The Scottish Government has since commissioned Ipsos Mori to carry out an independent evaluation of the national scheme, following an ‘evaluability assessment’ that acknowledged that evidence of its effectiveness was “scarce.”
Two years on, the evaluation is ongoing. It is unclear exactly what, if any, outcomes it will scrutinise. The terms of the government’s deal with Ipsos Mori states it will include research with parents and the baby box workforce.
In the meantime, the government has signed a new contract with Glasgow-based APS Group (Scotland) Limited. The contract, uploaded to Public Contracts Scotland on 23 March, will run from April 1, 2022 through to March 2027, with a potential extension to spring 2029.
Since winning the initial baby box deal, APS has enjoyed rapid growth. Having posted profits of £174,000 on turnover of £9m for the year ending January 31, 2017, its latest accounts show profits of £1.4m on £18.7m in turnover.
Prof Blair told The Scotsman that while the baby box scheme was “welcome” and would prove “invaluable” for some families, there was no evidence to suggest it reduced cot deaths.
The SNP’s website claims the Finnish model – the inspiration for Scotland’s scheme – “has a proven record of decreasing infant mortality”.
But Prof Blair said: “Low infant mortality rates in Finland are shared by neighbouring countries who do not use the baby box, and the few observational SIDS studies that have come from Finland do not cite the baby box as a protective intervention. I am not aware of any evidence that these cardboard boxes reduce SIDS deaths.”
Prof Blair said it was a “missed opportunity” by the government not to pursue an observational study around the issue. Both he and Professor Helen Ball, director of Durham University’s Parent-Infant Sleep Lab, told the government’s expert group such a study was “warranted”, but their recommendation was not taken up.

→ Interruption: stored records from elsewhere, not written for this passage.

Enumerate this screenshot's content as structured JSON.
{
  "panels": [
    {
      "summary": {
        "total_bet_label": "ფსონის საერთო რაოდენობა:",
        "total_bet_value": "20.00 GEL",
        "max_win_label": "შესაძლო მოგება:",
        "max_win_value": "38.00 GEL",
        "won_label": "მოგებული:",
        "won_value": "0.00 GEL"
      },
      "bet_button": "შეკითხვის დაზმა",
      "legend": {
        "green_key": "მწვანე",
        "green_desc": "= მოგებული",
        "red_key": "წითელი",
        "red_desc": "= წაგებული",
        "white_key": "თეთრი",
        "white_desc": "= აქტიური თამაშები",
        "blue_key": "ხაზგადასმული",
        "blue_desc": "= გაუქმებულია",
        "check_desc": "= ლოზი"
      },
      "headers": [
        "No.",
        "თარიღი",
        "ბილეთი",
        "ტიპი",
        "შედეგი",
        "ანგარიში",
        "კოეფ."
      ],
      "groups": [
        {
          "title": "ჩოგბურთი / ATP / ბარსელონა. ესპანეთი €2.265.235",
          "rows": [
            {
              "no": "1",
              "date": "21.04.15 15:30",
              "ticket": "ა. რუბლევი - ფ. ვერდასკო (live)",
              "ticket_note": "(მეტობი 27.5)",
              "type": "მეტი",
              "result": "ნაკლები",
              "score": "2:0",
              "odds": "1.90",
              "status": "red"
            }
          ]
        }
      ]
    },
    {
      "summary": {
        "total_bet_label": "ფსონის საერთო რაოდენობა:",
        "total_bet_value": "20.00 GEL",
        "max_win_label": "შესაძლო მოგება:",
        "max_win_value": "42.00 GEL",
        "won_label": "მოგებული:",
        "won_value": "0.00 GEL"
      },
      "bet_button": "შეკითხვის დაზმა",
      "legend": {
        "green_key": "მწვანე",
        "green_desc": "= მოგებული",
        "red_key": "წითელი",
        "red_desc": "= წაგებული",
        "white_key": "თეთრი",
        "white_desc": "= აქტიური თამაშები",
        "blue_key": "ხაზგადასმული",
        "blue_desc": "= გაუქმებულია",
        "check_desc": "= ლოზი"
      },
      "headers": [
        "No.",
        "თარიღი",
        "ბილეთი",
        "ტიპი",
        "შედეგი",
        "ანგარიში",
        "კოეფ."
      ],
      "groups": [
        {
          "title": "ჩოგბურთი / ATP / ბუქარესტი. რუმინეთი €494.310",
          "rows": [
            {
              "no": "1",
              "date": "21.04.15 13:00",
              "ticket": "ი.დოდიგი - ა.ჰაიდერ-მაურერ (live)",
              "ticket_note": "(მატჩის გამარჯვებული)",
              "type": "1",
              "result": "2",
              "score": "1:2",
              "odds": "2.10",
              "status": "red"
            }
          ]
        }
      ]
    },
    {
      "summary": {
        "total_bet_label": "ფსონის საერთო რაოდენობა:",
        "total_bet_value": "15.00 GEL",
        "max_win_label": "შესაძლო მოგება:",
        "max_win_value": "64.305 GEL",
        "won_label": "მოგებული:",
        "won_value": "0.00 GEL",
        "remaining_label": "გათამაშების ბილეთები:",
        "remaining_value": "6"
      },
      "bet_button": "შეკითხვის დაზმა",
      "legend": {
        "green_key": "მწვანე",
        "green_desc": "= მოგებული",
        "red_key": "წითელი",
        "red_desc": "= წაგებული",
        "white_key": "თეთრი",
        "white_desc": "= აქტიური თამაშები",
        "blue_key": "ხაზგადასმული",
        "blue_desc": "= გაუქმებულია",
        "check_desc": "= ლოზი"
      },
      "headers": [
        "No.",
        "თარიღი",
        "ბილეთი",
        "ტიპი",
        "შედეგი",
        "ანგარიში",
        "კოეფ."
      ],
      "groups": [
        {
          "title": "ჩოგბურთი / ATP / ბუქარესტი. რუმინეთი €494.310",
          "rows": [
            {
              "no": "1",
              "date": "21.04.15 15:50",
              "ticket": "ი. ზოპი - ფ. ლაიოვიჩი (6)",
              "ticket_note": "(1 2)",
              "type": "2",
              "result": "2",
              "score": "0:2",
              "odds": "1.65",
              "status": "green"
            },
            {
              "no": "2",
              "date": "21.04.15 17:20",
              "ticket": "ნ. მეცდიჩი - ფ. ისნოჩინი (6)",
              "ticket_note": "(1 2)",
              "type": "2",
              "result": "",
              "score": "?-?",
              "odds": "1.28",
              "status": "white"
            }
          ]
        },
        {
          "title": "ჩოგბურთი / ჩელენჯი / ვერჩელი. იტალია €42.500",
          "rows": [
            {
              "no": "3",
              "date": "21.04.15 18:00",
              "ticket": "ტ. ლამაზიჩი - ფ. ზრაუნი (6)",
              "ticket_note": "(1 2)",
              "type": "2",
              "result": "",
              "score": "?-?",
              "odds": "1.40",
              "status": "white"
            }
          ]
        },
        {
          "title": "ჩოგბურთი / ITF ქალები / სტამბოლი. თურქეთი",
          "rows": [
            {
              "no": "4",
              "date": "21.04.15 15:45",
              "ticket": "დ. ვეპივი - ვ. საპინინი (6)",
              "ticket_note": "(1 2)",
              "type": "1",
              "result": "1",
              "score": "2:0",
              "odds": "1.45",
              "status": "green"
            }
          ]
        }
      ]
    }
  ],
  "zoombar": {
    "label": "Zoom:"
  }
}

Dr James Reid, a senior lecturer at the University of Huddersfield’s Centre for Research in Education and Society, said he was not aware of any evidence showing “a direct correlation between baby boxes and reductions in poverty in socio-economic inequality”.
Prof Blair and Dr Reid are not the only experts to question the initiative’s impact. Ahead of its roll-out, Naomi Eisenstadt, the-then independent advisor to the Scottish Government on poverty, described it as a “gimmick”.
Donald Cameron, health spokesman for the Scottish Conservatives, said: “The Scottish Government should have ensured that they waited until all the evidence had been reviewed and evaluated before pressing ahead with an extension to this project.
“With the considerable pressures on government finances, ministers must always take every step to guarantee that taxpayers get value for money.”
His Scottish Labour counterpart, Jackie Baillie, said: “The baby box scheme should have been a flagship endeavour to reduce infant mortality, address poverty and tackle inequalities. It is disappointing that there has been no evaluation of the scheme and there is no evidence that it is having the desired outcomes.
“It would appear the initiative has been renewed in the last few days of parliament, despite there not being a formal and open evaluation. The SNP talk about evidence-based policy making, but in this case they have simply ignored it.”
Responding to the criticism, the SNP’s Maree Todd said: “Ever since the baby box was launched we’ve received fantastic feedback from parents who’ve used its contents. It has provided children with the best start in life and is loved by parents and children alike.
“In government surveys, we’ve had a high uptake in parents using the bed, clothes and other equipment provided and the Ipsos Mori evaluation will provide information on whether there are improvements that can be made to the offer.
“A re-elected SNP Government will continue to provide the baby box to parents across Scotland and give children the best start in life.”